The list in Dwight Howard's Bel Air bedroom won out after all, that totem pole of tasks that began with the one that inspired him to join the Houston Rockets.
"1. Shall come to pass that the Lakers will be the 2012-13 champs," the paper that was taped on his mirror read.
All the noise about his warped priorities, all those signs that he cared more about his business than his basketball, and Howard got it right in the end by chasing the one dream so many wondered if he cared about anymore: a championship. This was a "Dwightmare" at almost every turn, from the Orlando chapter gone wrong to drama in Laker Land that started at the outset and seemed to never stop.
Even with the scorched earth he left behind in Los Angeles, where the Lakers are so unaccustomed to being left at the altar when it comes to the game's greats, Howard put only one thing first: winning. He wanted to win and win now. And that meant joining James Harden & Co. to give it a go.
That option wasn't quite so clear anywhere else, not with the aging Dirk Nowitzki and an unclear roster in Dallas, the overbearing Kobe Bryant and overhyped roster with the Lakers, the wide-open roster in Atlanta or the intriguing but complicated situation with Golden State. And so Howard joined the Rockets, heading for Houston with the hopes of restarting his mission after the Lakers' awful 2012-13 campaign in which they went 45-37 and were swept by San Antonio first the first round of the playoffs.
There was none of his now-infamous waffling this time, either. Howard made his decision, first reported by USA TODAY Sports, before boarding a plane in Colorado headed back to Los Angeles, where he intended all along to inform the Lakers and announce his destination via Twitter.
He would eventually do just that, changing the jersey on his Twitter avatar to Rockets garb and sharing his enthusiastic thoughts not long after the Lakers' general manager announced Howard would not return.
Reactions were swift on social media, and former teammates Kobe Bryant and Pau Gasol quickly unfollowed Howard on Twitter.
But there should be no backlash, not with the indisputable reality that Howard is accepting $30 million less in order to chase a championship in a market that does less for his personal brand.
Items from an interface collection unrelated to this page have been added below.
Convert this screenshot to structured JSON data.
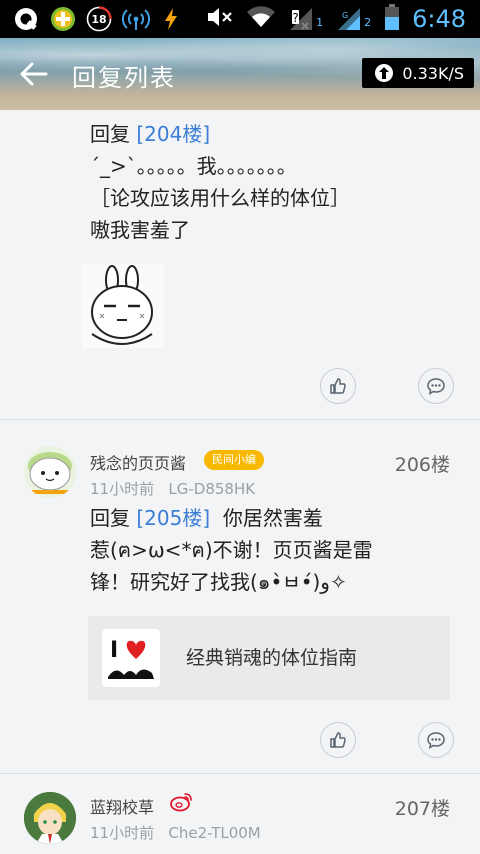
{
  "status_bar": {
    "left_icons": [
      "q-circle-icon",
      "gamepad-plus-icon",
      "notification-18-icon",
      "wifi-tether-icon",
      "flash-icon"
    ],
    "badge_18": "18",
    "sim1": "1",
    "sim2": "2",
    "clock": "6:48"
  },
  "header": {
    "title": "回复列表",
    "speed": "0.33K/S"
  },
  "posts": [
    {
      "text_line1_prefix": "回复 ",
      "text_line1_floor": "[204楼]",
      "text_line2": "´_>`。。。。。我。。。。。。。",
      "text_line3": "［论攻应该用什么样的体位］",
      "text_line4": "嗷我害羞了"
    },
    {
      "username": "残念的页页酱",
      "badge": "民间小编",
      "time": "11小时前",
      "device": "LG-D858HK",
      "floor": "206楼",
      "text_line1_prefix": "回复 ",
      "text_line1_floor": "[205楼]",
      "text_line1_rest": "你居然害羞",
      "text_line2": "惹(ฅ>ω<*ฅ)不谢！页页酱是雷",
      "text_line3": "锋！研究好了找我(๑•̀ㅂ•́)و✧",
      "link_title": "经典销魂的体位指南",
      "link_icon_label": "I"
    },
    {
      "username": "蓝翔校草",
      "time": "11小时前",
      "device": "Che2-TL00M",
      "floor": "207楼"
    }
  ],
  "colors": {
    "accent_link": "#3c7ed6",
    "clock": "#5ec0ff",
    "badge": "#f6b900",
    "weibo": "#e6162d"
  }
}
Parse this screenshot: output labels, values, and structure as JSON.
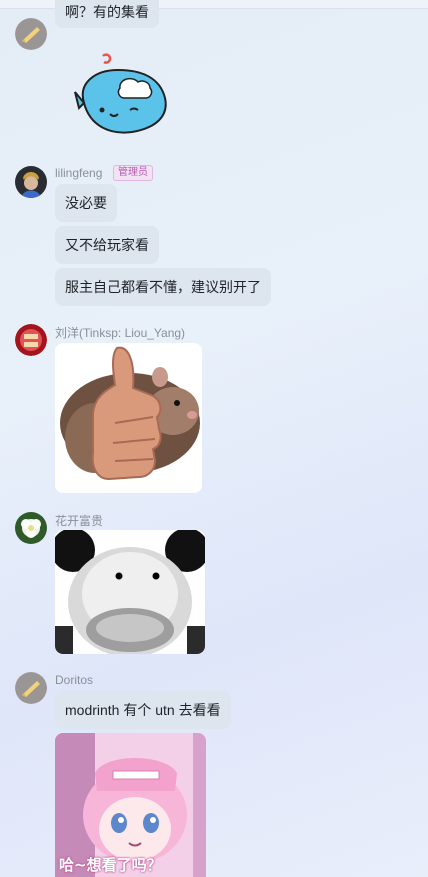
{
  "messages": {
    "m1": {
      "partial_text": "啊？有的集看"
    },
    "m2": {
      "sender": "lilingfeng",
      "badge": "管理员",
      "texts": [
        "没必要",
        "又不给玩家看",
        "服主自己都看不懂，建议别开了"
      ]
    },
    "m3": {
      "sender": "刘洋(Tinksp: Liou_Yang)",
      "image": "rat-thumbs-up-sticker"
    },
    "m4": {
      "sender": "花开富贵",
      "image": "blurry-panda-face-sticker"
    },
    "m5": {
      "sender": "Doritos",
      "text": "modrinth 有个 utn 去看看",
      "image_caption": "哈~想看了吗？"
    }
  },
  "colors": {
    "bubble": "#dde5ee",
    "badge_text": "#b45db0",
    "name": "#8a9099"
  },
  "icons": [
    "doritos-avatar-icon",
    "whale-sticker-icon"
  ]
}
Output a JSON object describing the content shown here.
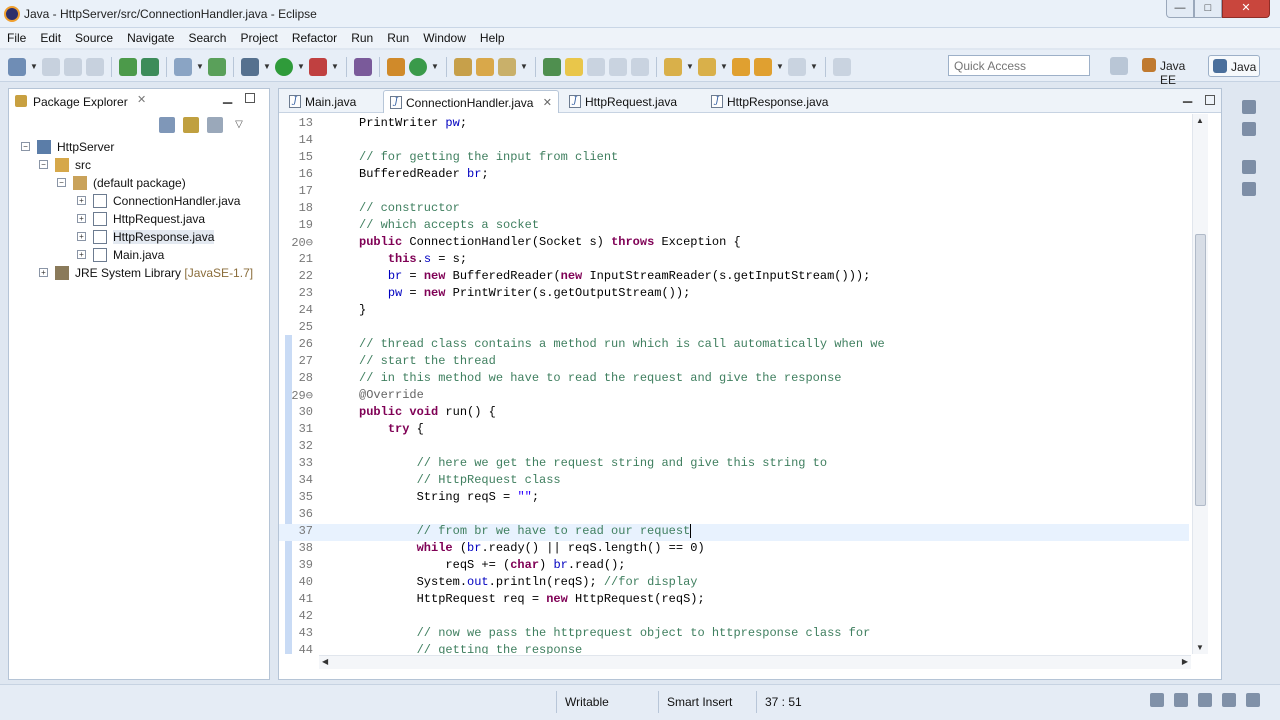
{
  "window": {
    "title": "Java - HttpServer/src/ConnectionHandler.java - Eclipse",
    "min_glyph": "—",
    "max_glyph": "□",
    "close_glyph": "✕"
  },
  "menu": [
    "File",
    "Edit",
    "Source",
    "Navigate",
    "Search",
    "Project",
    "Refactor",
    "Run",
    "Run",
    "Window",
    "Help"
  ],
  "toolbar": {
    "quick_access_placeholder": "Quick Access",
    "perspectives": [
      "Java EE",
      "Java"
    ]
  },
  "package_explorer": {
    "title": "Package Explorer",
    "tree": [
      {
        "label": "HttpServer",
        "decoration": "",
        "icon": "project-icon"
      },
      {
        "label": "src",
        "decoration": "",
        "icon": "source-folder-icon"
      },
      {
        "label": "(default package)",
        "decoration": "",
        "icon": "package-icon"
      },
      {
        "label": "ConnectionHandler.java",
        "decoration": "",
        "icon": "java-file-icon"
      },
      {
        "label": "HttpRequest.java",
        "decoration": "",
        "icon": "java-file-icon"
      },
      {
        "label": "HttpResponse.java",
        "decoration": "",
        "icon": "java-file-icon"
      },
      {
        "label": "Main.java",
        "decoration": "",
        "icon": "java-file-icon"
      },
      {
        "label": "JRE System Library",
        "decoration": "[JavaSE-1.7]",
        "icon": "library-icon"
      }
    ]
  },
  "editor": {
    "tabs": [
      "Main.java",
      "ConnectionHandler.java",
      "HttpRequest.java",
      "HttpResponse.java"
    ],
    "active_tab": "ConnectionHandler.java",
    "lines": [
      {
        "n": "13",
        "code": "PrintWriter pw;"
      },
      {
        "n": "14",
        "code": ""
      },
      {
        "n": "15",
        "code": "// for getting the input from client"
      },
      {
        "n": "16",
        "code": "BufferedReader br;"
      },
      {
        "n": "17",
        "code": ""
      },
      {
        "n": "18",
        "code": "// constructor"
      },
      {
        "n": "19",
        "code": "// which accepts a socket"
      },
      {
        "n": "20⊖",
        "code": "public ConnectionHandler(Socket s) throws Exception {"
      },
      {
        "n": "21",
        "code": "    this.s = s;"
      },
      {
        "n": "22",
        "code": "    br = new BufferedReader(new InputStreamReader(s.getInputStream()));"
      },
      {
        "n": "23",
        "code": "    pw = new PrintWriter(s.getOutputStream());"
      },
      {
        "n": "24",
        "code": "}"
      },
      {
        "n": "25",
        "code": ""
      },
      {
        "n": "26",
        "code": "// thread class contains a method run which is call automatically when we"
      },
      {
        "n": "27",
        "code": "// start the thread"
      },
      {
        "n": "28",
        "code": "// in this method we have to read the request and give the response"
      },
      {
        "n": "29⊖",
        "code": "@Override"
      },
      {
        "n": "30",
        "code": "public void run() {"
      },
      {
        "n": "31",
        "code": "    try {"
      },
      {
        "n": "32",
        "code": ""
      },
      {
        "n": "33",
        "code": "        // here we get the request string and give this string to"
      },
      {
        "n": "34",
        "code": "        // HttpRequest class"
      },
      {
        "n": "35",
        "code": "        String reqS = \"\";"
      },
      {
        "n": "36",
        "code": ""
      },
      {
        "n": "37",
        "code": "        // from br we have to read our request"
      },
      {
        "n": "38",
        "code": "        while (br.ready() || reqS.length() == 0)"
      },
      {
        "n": "39",
        "code": "            reqS += (char) br.read();"
      },
      {
        "n": "40",
        "code": "        System.out.println(reqS); //for display"
      },
      {
        "n": "41",
        "code": "        HttpRequest req = new HttpRequest(reqS);"
      },
      {
        "n": "42",
        "code": ""
      },
      {
        "n": "43",
        "code": "        // now we pass the httprequest object to httpresponse class for"
      },
      {
        "n": "44",
        "code": "        // getting the response"
      }
    ]
  },
  "status": {
    "writable": "Writable",
    "insert_mode": "Smart Insert",
    "position": "37 : 51"
  }
}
Howard picked the right to-do list that hung on his mirror, ignoring – at least for now – the one that hung near the list of on-court goals and reads "Be an icon. Be iconic."
He may or may not reach that status with the Rockets, where Yao Ming certainly proved that global acclaim is possible outside New York, Chicago or LA. Howard may or may not win a title, what with the Miami Heat stubbornly standing their ground and so much parity in the league.
But he will be a happier, healthier version of himself than the one we saw in that disastrous trial run in Hollywood. Onward and upward it is for Howard, then. His road to redemption has officially begun.